Another of Hogg’s contributions to the baby sleep literature is her clever E.A.S.Y. acronym. E = Eat; A = Activity; S = Sleep; Y = You. The innovation is the insertion of activity between eating and sleeping. This way, parents will avoid the temptation to allow their babies to develop bad sleep associations. To do this, it’s important to separate feeding from the moment of sleep. The activity needn’t be anything stimulating: to the contrary, stimulation prior to sleep is never a good thing. Hogg recommends changing the diaper, singing a song, reading a book, etc.

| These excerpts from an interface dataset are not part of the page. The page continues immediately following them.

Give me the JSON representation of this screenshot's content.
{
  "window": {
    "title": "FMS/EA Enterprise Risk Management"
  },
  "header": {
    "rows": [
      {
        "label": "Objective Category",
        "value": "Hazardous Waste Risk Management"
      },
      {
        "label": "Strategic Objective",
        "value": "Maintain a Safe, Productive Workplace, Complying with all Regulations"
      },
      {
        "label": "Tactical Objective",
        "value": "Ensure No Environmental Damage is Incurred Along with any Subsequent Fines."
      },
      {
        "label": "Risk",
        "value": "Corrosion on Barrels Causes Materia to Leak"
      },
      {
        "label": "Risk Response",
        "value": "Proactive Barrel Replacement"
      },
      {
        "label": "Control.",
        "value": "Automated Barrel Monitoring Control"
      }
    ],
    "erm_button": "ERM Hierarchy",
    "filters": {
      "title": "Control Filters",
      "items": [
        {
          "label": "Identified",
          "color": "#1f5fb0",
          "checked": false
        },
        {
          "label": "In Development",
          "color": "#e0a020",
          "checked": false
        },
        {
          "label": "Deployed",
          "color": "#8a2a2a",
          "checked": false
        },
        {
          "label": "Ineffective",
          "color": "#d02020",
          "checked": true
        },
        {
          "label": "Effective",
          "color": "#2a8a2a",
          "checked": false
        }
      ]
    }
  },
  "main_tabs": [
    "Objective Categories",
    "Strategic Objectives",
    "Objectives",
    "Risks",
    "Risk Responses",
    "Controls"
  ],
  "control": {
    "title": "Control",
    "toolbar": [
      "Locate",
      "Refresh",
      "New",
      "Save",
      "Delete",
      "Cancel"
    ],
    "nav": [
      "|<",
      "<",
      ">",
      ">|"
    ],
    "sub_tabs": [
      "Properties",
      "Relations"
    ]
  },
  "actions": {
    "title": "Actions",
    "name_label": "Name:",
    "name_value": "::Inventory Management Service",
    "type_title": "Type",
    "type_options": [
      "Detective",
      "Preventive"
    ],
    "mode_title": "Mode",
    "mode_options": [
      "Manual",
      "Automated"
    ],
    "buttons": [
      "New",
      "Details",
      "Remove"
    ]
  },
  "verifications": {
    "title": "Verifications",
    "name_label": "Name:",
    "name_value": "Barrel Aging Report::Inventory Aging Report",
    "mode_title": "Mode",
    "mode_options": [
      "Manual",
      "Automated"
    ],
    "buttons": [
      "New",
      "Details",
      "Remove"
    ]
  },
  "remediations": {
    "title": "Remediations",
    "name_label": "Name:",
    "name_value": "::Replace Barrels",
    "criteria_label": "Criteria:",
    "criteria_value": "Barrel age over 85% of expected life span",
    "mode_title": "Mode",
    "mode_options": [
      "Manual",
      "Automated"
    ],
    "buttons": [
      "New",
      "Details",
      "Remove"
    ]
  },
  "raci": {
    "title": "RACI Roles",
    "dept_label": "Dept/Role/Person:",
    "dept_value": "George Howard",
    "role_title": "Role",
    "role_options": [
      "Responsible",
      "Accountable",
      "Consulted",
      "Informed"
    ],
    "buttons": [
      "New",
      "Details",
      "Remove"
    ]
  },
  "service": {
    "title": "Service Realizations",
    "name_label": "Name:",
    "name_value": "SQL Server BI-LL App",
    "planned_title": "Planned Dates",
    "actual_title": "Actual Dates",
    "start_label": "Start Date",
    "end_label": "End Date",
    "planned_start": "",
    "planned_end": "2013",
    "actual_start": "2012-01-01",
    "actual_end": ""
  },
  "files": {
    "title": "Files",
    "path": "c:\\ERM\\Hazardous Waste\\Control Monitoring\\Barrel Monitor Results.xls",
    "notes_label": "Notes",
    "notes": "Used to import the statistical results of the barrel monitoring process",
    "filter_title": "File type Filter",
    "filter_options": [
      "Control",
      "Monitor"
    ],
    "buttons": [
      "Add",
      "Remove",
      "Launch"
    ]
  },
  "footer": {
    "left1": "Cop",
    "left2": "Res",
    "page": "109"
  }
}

As for the “Y”, I suspect Hogg needed another letter to spell a nice word. Otherwise, I can’t see why she included it. Hogg really doesn’t need to tell mothers to eat, take a shower, sleep, etc. She doesn’t go as far as Baby Wise Gary Ezzo, who recommends “Date Night” for parents. Indeed, for parents without extended family or disposable income to pay a baby sitter, the latter really isn’t possible. Hogg’s Hollywood clientele could afford it perhaps, but not us normal folk. Surely mothers need to care for themselves, otherwise they’d soon be incapable of taking care of their babies. I’m just not sure they need to be told this. I’m going to stick with the suggestion that she needed the letter “Y”.
One More Abbreviation
Hogg ends the book with an excelling “troubleshooting” chapter, featuring the mnemonic ABC. A = Antecedent. What came before the sleep problem? (Kudos to Hogg for using the word “antecedent”: it’s a dying word, I fear). B = Behavior. What is your baby’s part in starting this sleep problem? C = Consequences. What was kind of pattern resulted from A and B? Usually, the problem to be solved is a bad sleep association, and Hogg walks us through the disassociation process. But I suspect that the ABC method could help unpack other sleep problems as well.
As I’ve said before, I’m a lumper and not a splitter. And as such I’ve argued that we’re all basically “combination schedulers” now. I say this because experts from Ezzo at the parent-led end of the spectrum, to Sears at the baby-led end, all recommend following a baby’s cues, but providing her with structure. To Tracy Hogg’s credit, she says this explicitly.